The first thought that you may have when you hear the word “rubber” is natural rubber – a poly-isoprene-based polymer, which has as its origination the latex fluid drawn from rubber trees (most prominently in Indonesia and Malaysia). Although natural rubber has been used in the past for pharmaceutical applications, potential issues with latex allergies resultant from proteins from the original latex, have led to the almost complete adoption of synthetic rubber.
One of the main synthetic rubber types currently used for pharmaceutical applications is halobutyl (CIIR: chlorobutyl rubber, and BIIR: bromobutyl rubber) – developed in the 1950s and 1960s. The monomers comprising halobutyl rubbers are based on isobutylene (~98%) and isoprene (~2%) – both derived from oil. Halobutyl rubbers combine low gas permeability, good durability on exposure to moisture and heat, and good chemical stability. This makes them an ideal match for pharmaceutical closures, such as stoppers or plungers. The halobutyl rubber is, however, just one component of a complete rubber formulation.
The base rubber comprises the major amount, of course; in addition there are for instance fillers, pigments, curing agents, accelerators, activators and plasticizers. A formulation is designed very carefully to give the right properties (e.g., hardness, color, extractables and leachables profile) – in order to give the right performance.

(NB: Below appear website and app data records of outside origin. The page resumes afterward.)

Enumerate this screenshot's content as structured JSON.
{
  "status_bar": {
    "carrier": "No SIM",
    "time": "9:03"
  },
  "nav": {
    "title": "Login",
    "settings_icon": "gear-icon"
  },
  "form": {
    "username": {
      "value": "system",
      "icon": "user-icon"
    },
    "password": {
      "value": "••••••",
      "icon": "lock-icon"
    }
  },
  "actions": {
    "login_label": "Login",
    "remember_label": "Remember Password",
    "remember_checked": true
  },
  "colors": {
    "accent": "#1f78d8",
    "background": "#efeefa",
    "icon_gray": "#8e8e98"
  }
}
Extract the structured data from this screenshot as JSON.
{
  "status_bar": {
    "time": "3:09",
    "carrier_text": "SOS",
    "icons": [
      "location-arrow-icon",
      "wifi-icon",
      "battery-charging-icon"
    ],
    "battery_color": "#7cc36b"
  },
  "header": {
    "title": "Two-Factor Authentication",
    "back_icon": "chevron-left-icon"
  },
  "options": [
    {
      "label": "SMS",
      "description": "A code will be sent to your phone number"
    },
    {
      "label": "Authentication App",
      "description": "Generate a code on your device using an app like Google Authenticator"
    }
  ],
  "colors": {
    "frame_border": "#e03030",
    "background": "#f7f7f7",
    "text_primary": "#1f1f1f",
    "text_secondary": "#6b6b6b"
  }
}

Over time, numerous formulations have been developed by West and optimized for maximum functional and chemical performance – especially in regard to extractables and leachables profiles.

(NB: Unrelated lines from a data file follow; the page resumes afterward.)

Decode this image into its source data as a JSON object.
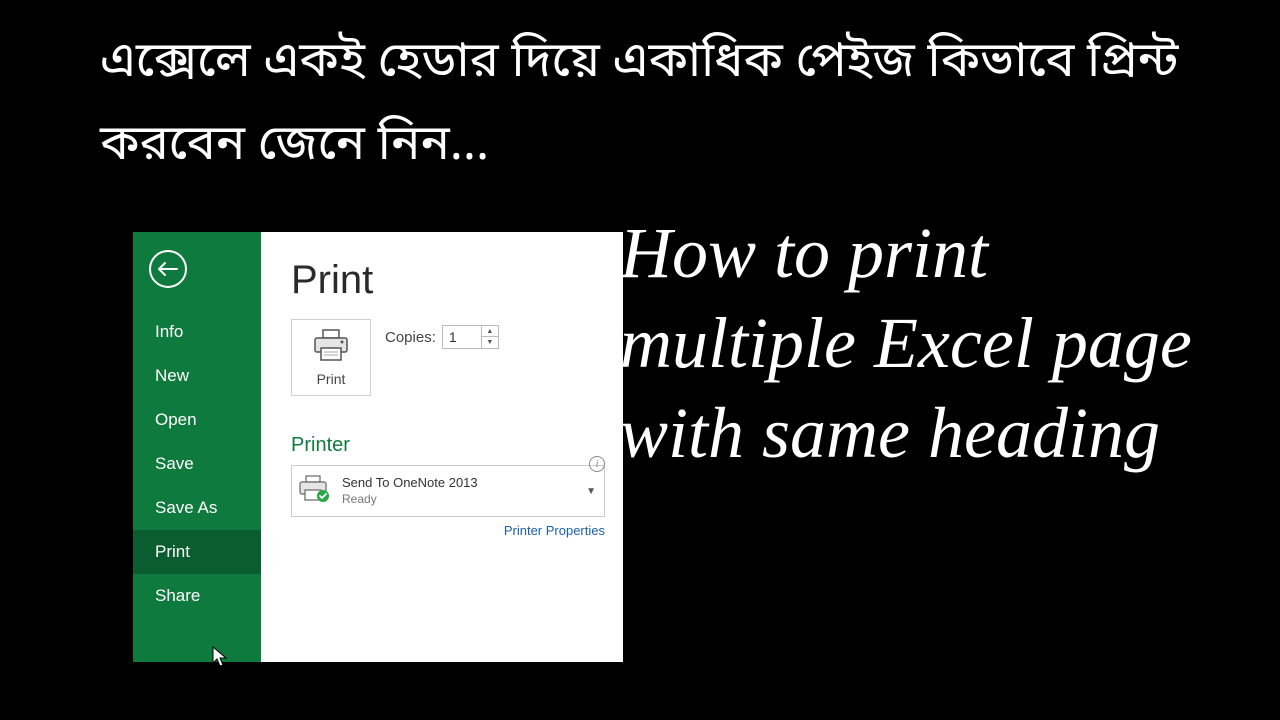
{
  "title_bengali": "এক্সেলে একই হেডার দিয়ে একাধিক পেইজ কিভাবে প্রিন্ট করবেন জেনে নিন...",
  "title_english": "How to print multiple Excel page with same heading",
  "excel": {
    "menu": {
      "info": "Info",
      "new": "New",
      "open": "Open",
      "save": "Save",
      "save_as": "Save As",
      "print": "Print",
      "share": "Share"
    },
    "page_title": "Print",
    "print_button_label": "Print",
    "copies_label": "Copies:",
    "copies_value": "1",
    "printer_section": "Printer",
    "printer": {
      "name": "Send To OneNote 2013",
      "status": "Ready"
    },
    "printer_properties": "Printer Properties"
  }
}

Technical Customer Support (TCS) helps customers not only in choosing the optimal rubber formulation, but also with extractables and leachables information. For more, contact a TCS representative, or visit the West Knowledge Center.